(Website and app data records)
══════════════════════════════

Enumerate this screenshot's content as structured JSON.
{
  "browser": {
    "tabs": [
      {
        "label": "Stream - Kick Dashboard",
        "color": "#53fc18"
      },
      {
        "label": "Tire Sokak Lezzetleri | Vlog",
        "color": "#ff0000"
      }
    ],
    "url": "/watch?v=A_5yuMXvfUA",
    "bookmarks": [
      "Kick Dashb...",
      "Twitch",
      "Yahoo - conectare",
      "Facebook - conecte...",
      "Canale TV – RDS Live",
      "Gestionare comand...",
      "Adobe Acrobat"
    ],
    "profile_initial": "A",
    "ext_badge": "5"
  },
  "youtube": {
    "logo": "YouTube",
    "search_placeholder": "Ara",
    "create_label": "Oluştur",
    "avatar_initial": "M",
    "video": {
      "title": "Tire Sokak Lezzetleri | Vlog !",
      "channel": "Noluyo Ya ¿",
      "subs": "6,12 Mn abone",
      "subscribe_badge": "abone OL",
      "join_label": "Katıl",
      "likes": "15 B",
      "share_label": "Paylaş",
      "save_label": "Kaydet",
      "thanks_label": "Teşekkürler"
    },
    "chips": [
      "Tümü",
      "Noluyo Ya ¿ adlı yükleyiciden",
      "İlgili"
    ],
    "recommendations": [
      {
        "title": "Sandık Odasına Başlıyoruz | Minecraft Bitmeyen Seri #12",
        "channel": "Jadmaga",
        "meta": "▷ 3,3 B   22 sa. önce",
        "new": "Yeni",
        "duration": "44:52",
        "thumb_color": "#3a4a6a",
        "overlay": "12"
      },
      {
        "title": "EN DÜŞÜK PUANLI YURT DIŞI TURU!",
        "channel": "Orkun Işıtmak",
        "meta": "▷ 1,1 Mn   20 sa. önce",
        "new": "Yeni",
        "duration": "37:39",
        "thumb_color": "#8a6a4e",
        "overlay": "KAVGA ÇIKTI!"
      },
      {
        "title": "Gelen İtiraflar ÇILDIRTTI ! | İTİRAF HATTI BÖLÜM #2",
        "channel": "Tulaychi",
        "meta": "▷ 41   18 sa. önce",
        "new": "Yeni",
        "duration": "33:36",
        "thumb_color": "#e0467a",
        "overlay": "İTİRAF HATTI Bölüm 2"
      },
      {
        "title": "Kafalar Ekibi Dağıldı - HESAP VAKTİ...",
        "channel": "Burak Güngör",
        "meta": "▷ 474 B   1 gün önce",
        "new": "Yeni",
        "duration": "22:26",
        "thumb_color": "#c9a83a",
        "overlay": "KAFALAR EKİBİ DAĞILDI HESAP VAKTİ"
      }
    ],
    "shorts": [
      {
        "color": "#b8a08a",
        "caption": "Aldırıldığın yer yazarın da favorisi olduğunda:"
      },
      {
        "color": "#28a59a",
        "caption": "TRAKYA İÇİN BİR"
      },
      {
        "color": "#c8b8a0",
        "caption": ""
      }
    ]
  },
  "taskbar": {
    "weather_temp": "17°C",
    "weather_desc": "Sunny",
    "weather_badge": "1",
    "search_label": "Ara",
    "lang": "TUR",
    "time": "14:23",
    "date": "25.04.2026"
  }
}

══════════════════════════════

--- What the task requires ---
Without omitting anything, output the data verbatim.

--- Exercise solution ---
Enumerate this screenshot's content as structured JSON.
{
  "browser": {
    "tabs": [
      {
        "label": "Stream - Kick Dashboard",
        "color": "#53fc18"
      },
      {
        "label": "Tire Sokak Lezzetleri | Vlog",
        "color": "#ff0000"
      }
    ],
    "url": "/watch?v=A_5yuMXvfUA",
    "bookmarks": [
      "Kick Dashb...",
      "Twitch",
      "Yahoo - conectare",
      "Facebook - conecte...",
      "Canale TV – RDS Live",
      "Gestionare comand...",
      "Adobe Acrobat"
    ],
    "profile_initial": "A",
    "ext_badge": "5"
  },
  "youtube": {
    "logo": "YouTube",
    "search_placeholder": "Ara",
    "create_label": "Oluştur",
    "avatar_initial": "M",
    "video": {
      "title": "Tire Sokak Lezzetleri | Vlog !",
      "channel": "Noluyo Ya ¿",
      "subs": "6,12 Mn abone",
      "subscribe_badge": "abone OL",
      "join_label": "Katıl",
      "likes": "15 B",
      "share_label": "Paylaş",
      "save_label": "Kaydet",
      "thanks_label": "Teşekkürler"
    },
    "chips": [
      "Tümü",
      "Noluyo Ya ¿ adlı yükleyiciden",
      "İlgili"
    ],
    "recommendations": [
      {
        "title": "Sandık Odasına Başlıyoruz | Minecraft Bitmeyen Seri #12",
        "channel": "Jadmaga",
        "meta": "▷ 3,3 B   22 sa. önce",
        "new": "Yeni",
        "duration": "44:52",
        "thumb_color": "#3a4a6a",
        "overlay": "12"
      },
      {
        "title": "EN DÜŞÜK PUANLI YURT DIŞI TURU!",
        "channel": "Orkun Işıtmak",
        "meta": "▷ 1,1 Mn   20 sa. önce",
        "new": "Yeni",
        "duration": "37:39",
        "thumb_color": "#8a6a4e",
        "overlay": "KAVGA ÇIKTI!"
      },
      {
        "title": "Gelen İtiraflar ÇILDIRTTI ! | İTİRAF HATTI BÖLÜM #2",
        "channel": "Tulaychi",
        "meta": "▷ 41   18 sa. önce",
        "new": "Yeni",
        "duration": "33:36",
        "thumb_color": "#e0467a",
        "overlay": "İTİRAF HATTI Bölüm 2"
      },
      {
        "title": "Kafalar Ekibi Dağıldı - HESAP VAKTİ...",
        "channel": "Burak Güngör",
        "meta": "▷ 474 B   1 gün önce",
        "new": "Yeni",
        "duration": "22:26",
        "thumb_color": "#c9a83a",
        "overlay": "KAFALAR EKİBİ DAĞILDI HESAP VAKTİ"
      }
    ],
    "shorts": [
      {
        "color": "#b8a08a",
        "caption": "Aldırıldığın yer yazarın da favorisi olduğunda:"
      },
      {
        "color": "#28a59a",
        "caption": "TRAKYA İÇİN BİR"
      },
      {
        "color": "#c8b8a0",
        "caption": ""
      }
    ]
  },
  "taskbar": {
    "weather_temp": "17°C",
    "weather_desc": "Sunny",
    "weather_badge": "1",
    "search_label": "Ara",
    "lang": "TUR",
    "time": "14:23",
    "date": "25.04.2026"
  }
}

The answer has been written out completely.